    I mentioned a second way that people can gain unauthorized access to your computer. "Spyware" is something that may be present because of a program that you've downloaded, like a free email utility, or game program, and unknowingly given it permission to monitor your activity, and send that information, and even personal information from your computer, back up to the company that owns the program. The most common form of "Spyware" is "AdWare", built in advertising programs that you agree to allow to display on your computer as part of some utility that you've downloaded.

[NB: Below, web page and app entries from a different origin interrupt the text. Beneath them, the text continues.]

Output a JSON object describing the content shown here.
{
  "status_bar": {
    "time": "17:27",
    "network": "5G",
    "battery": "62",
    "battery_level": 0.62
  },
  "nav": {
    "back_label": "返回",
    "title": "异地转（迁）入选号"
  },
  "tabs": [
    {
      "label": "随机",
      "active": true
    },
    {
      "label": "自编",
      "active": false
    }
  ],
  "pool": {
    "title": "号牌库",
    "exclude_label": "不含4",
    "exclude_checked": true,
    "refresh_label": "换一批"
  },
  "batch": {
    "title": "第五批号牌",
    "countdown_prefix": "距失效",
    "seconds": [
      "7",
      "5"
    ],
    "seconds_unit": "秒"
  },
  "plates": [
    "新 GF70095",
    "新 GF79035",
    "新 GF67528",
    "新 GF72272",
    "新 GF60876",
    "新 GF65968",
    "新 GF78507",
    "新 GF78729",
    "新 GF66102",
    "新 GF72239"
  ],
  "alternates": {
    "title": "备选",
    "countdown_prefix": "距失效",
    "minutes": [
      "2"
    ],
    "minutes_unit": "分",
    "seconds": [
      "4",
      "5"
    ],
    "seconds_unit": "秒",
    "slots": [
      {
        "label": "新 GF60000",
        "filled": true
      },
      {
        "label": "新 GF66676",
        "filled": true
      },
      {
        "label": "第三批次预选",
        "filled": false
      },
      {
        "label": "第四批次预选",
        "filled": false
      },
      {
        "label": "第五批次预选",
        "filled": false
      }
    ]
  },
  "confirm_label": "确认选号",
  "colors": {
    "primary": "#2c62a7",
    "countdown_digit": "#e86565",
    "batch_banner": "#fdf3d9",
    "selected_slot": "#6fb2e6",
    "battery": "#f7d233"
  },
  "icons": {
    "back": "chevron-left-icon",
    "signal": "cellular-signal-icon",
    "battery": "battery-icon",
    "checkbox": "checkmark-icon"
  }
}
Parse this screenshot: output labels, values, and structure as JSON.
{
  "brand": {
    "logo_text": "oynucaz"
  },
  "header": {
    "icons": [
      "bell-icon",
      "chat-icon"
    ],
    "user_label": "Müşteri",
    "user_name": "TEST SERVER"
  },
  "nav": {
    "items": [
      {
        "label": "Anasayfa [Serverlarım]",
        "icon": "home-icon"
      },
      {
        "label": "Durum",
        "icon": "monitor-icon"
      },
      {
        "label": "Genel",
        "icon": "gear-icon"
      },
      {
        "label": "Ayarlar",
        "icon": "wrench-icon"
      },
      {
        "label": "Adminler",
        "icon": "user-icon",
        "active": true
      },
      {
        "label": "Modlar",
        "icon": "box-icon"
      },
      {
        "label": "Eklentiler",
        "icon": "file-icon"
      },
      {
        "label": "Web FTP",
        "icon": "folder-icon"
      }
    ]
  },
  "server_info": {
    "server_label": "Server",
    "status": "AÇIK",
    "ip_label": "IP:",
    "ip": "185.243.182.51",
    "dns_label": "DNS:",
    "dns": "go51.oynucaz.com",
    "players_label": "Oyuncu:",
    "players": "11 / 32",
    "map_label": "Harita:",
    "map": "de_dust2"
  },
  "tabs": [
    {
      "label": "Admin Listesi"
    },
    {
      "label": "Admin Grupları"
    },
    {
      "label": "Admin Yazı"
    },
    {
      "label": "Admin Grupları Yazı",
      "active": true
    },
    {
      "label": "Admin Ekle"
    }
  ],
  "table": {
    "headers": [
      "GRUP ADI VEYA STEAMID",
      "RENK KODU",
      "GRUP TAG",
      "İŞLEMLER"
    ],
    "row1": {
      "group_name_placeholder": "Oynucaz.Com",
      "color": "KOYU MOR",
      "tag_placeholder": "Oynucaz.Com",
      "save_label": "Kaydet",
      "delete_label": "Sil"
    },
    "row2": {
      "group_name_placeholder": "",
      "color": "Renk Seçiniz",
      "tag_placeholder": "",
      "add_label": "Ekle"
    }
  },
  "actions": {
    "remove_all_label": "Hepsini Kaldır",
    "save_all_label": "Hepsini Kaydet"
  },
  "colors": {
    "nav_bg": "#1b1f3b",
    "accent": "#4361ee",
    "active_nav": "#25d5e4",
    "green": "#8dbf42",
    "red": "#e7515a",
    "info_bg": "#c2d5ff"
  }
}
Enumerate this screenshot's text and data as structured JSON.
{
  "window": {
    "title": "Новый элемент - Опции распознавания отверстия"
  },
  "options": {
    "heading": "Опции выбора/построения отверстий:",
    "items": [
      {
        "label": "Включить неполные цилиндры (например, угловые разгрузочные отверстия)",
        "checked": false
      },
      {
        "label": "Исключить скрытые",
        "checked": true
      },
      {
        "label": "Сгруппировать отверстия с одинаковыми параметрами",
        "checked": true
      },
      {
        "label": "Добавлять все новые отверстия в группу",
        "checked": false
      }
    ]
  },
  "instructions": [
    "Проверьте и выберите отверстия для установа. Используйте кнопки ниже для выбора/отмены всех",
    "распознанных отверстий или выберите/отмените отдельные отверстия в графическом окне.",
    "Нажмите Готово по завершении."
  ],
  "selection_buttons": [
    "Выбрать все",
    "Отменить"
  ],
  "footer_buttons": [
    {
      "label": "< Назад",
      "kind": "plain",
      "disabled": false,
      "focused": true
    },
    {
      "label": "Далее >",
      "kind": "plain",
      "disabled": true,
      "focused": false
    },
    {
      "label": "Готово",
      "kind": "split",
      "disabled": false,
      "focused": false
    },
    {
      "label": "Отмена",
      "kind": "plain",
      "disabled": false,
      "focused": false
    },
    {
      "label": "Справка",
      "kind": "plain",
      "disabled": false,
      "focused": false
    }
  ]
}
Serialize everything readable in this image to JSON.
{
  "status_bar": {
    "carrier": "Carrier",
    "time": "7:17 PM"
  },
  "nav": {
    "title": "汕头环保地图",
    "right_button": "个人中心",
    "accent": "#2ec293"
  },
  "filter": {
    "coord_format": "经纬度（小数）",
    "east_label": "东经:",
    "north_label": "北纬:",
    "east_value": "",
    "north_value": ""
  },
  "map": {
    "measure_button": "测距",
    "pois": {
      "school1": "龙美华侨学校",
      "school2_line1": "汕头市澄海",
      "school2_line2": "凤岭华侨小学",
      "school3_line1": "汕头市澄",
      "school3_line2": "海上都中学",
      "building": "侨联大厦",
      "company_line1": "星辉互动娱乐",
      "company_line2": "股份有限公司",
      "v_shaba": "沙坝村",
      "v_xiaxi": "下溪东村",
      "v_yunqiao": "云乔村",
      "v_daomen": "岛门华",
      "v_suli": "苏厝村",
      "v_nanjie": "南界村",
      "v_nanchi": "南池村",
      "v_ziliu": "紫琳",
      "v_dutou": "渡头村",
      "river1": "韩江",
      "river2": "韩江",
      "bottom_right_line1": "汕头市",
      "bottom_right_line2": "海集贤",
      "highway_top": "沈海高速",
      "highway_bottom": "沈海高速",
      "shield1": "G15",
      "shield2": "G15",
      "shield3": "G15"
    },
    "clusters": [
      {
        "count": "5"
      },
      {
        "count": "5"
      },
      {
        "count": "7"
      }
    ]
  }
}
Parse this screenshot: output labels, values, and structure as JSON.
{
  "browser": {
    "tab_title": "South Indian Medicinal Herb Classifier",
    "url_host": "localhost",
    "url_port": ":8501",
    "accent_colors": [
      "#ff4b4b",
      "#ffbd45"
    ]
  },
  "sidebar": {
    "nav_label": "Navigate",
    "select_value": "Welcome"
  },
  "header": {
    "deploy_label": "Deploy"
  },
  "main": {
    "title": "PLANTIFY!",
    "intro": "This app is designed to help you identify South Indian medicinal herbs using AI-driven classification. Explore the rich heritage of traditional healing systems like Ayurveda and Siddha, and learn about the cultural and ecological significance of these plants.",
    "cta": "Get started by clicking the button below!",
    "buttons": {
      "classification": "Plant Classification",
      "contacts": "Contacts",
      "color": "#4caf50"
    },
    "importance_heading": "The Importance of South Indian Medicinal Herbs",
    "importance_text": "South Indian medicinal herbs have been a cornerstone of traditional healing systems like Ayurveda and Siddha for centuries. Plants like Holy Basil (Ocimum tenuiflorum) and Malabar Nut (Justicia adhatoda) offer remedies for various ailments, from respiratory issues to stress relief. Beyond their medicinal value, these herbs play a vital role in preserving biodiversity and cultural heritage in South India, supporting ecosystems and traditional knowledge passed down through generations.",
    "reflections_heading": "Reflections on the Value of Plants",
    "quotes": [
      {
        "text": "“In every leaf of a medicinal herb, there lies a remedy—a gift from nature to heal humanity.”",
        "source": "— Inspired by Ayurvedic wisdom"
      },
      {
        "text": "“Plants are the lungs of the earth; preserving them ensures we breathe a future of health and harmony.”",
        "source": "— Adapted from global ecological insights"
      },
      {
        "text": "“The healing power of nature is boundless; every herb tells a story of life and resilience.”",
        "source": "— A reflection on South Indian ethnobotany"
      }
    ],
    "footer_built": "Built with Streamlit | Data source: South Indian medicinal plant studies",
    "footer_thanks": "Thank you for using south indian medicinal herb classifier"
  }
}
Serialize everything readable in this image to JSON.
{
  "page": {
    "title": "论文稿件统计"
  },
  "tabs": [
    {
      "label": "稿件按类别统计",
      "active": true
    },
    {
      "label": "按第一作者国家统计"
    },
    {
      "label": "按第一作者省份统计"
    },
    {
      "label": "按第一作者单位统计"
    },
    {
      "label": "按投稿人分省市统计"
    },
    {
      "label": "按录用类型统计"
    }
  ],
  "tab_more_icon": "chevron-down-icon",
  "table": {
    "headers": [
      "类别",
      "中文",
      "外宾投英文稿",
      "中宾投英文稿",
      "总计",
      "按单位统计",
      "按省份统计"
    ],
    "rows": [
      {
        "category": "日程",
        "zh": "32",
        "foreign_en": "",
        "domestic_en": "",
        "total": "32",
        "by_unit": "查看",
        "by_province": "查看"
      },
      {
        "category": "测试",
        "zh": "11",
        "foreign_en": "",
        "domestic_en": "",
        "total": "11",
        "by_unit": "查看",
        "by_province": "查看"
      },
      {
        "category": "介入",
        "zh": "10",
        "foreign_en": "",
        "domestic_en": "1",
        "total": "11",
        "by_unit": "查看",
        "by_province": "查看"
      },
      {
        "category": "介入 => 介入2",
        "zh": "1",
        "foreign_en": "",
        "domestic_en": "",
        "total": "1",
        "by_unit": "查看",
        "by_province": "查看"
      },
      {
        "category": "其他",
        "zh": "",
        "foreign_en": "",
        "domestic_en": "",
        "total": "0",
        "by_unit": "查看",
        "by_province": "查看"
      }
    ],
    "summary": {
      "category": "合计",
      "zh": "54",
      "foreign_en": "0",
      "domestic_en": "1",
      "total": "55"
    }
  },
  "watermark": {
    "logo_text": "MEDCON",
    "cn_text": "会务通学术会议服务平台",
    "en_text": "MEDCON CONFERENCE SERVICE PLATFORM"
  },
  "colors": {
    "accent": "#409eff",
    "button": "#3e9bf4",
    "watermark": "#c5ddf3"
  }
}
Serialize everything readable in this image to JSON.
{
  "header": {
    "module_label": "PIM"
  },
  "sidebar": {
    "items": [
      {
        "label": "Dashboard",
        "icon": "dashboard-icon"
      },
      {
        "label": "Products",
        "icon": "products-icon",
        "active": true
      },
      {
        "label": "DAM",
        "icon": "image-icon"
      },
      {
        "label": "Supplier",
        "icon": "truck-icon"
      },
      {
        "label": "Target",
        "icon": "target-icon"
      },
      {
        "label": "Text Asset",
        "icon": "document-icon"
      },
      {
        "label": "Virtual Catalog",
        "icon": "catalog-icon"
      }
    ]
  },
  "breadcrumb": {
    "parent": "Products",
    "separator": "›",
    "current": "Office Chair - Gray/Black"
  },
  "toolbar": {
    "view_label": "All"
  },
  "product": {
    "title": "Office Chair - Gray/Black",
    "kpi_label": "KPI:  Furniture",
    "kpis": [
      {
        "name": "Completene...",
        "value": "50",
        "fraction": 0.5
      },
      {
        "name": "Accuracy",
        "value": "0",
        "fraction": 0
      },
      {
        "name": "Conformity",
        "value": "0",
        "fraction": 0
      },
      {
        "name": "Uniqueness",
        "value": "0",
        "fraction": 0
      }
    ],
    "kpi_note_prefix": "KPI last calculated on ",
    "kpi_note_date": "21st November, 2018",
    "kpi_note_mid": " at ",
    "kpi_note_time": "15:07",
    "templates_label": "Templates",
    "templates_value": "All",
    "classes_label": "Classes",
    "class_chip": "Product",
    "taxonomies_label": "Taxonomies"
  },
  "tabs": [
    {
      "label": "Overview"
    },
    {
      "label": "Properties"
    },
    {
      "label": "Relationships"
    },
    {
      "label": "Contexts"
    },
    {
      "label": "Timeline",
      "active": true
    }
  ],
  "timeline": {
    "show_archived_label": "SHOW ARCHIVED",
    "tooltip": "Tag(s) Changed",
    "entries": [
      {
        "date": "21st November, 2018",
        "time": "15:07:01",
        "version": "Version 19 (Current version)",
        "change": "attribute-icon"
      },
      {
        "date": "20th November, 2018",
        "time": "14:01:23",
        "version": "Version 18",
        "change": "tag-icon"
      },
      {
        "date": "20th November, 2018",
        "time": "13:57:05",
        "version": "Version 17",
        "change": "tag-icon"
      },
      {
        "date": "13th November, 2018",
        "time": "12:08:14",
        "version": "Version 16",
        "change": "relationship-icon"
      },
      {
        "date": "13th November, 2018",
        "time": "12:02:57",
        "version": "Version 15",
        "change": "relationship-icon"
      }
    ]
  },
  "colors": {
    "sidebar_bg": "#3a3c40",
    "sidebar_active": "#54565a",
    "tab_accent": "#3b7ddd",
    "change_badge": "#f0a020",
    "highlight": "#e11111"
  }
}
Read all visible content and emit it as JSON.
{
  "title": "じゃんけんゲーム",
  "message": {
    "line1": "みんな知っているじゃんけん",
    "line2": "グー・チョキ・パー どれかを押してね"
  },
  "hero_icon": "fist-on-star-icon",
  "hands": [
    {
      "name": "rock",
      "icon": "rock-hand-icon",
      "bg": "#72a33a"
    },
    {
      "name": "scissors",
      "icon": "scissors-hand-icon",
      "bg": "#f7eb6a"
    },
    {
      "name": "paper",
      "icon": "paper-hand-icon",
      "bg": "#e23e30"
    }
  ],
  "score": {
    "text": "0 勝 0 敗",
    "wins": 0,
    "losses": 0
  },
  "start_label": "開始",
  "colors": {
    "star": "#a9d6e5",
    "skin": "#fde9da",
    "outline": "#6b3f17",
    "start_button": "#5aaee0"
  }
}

The most common "adware" programs?

    • Alexa, Aureate, Comet Cursor, Cydoor, Doubleclick, DSSAgent, EverAd, eZula, Expedioware, Flyswat, OfferCompanion, Hotbar, OnFlow, TimeSink, Web3000, Webhancer, Transponder, Wnad, ZapSpot, SurfPlus, AdvertBar, NetPal, CashBar, WurldMediaBHO, MessageMates, EWA, Ezsearchbar, CommonName, GoHip, DownloadWare, NetworkEssentials, ImiServerIEPlugin, TopMoxie, Lop.Com, BDE Projector, OpenMe, JaypeeSysBHo, FlashTrack, NetRadar, and many Browser Hijackers

    You might recognize some of these programs, and maybe have them on your system now. How can you know for sure, and get rid of them if they're present?

    The best program for dealing with "spyware" is one you can download for free:

    AdAware
    http://www.lsfileserv.com/aaw.html

    Click on the link above to download a free copy now.

    *One word of caution: when using AdAware to identify potential spyware programs, you'll be given the option of deleting them automatically. This can infact cause problems on your computer, including causing it to crash when you try to restart it. The best way to delete a program once it's been detected is to use your computer's own "uninstall" function. With Windows, you'll find this under "Start, Settings, Control Panel, Add/Remove Programs".

    If you do not see the spyware program listed there, use AwAware to delete the program's components.

    Sound like a lot to get your head around?

    No worries! If you have questions or concerns, post a note at the Edible Computer forums. I'll do my best to answer it in a timely, helpful fashion.

    Parting thought: don't be afraid of these computer invaders. Protecting yourself is easy if you take the time to get good security software, and keep it up to date!

     

    Well, I got rid of the virus, but it made a real mess of my computer. How do I clean it up once it's gone?

    While most good anti-virus programs will clean up your Windows registries and try to restore basic system files, they're not much good at cleaning up some of the messes that certain viruses leave behind when it comes to your data and your basic system set-up. There are software applications that are good for diagnosing and repairing the kinds of problems that especially destructive viruses leave behind ...

    SUBSCRIBE
    Sign up to receive the Edible Computer in your email.
    Subscribe
    Un-Subscribe

    Best Bets:

    Best Freebie:

    • PC Pitstop (free online analysis and repair assistance)

     

    A Note from Sue ...

    Click here to visit Sue Braiden's personal website So you're wondering who won the "Favourite Family Resources" contest? Me too!

    gentle listener :)

    Paul Vasey will be helping me do the draw, on the air, live, on Monday, August 25th at 7:25 a.m.. I'll announce the winner here at the website shortly after the show.

    Have some thoughts on what you'd like to see covered in future shows? Be sure to visit the Listeners Picks forum to tell me about it. I'm always looking for great new stories to share.

    Have a terrific Monday morning, and let's keep talking!

    Sue
     

     

    Copyright 2003
    Community Frontiers
    URL www.tinman.org . . . Email sue@ediblecomputer.com . . . Phone 1-519-258-9168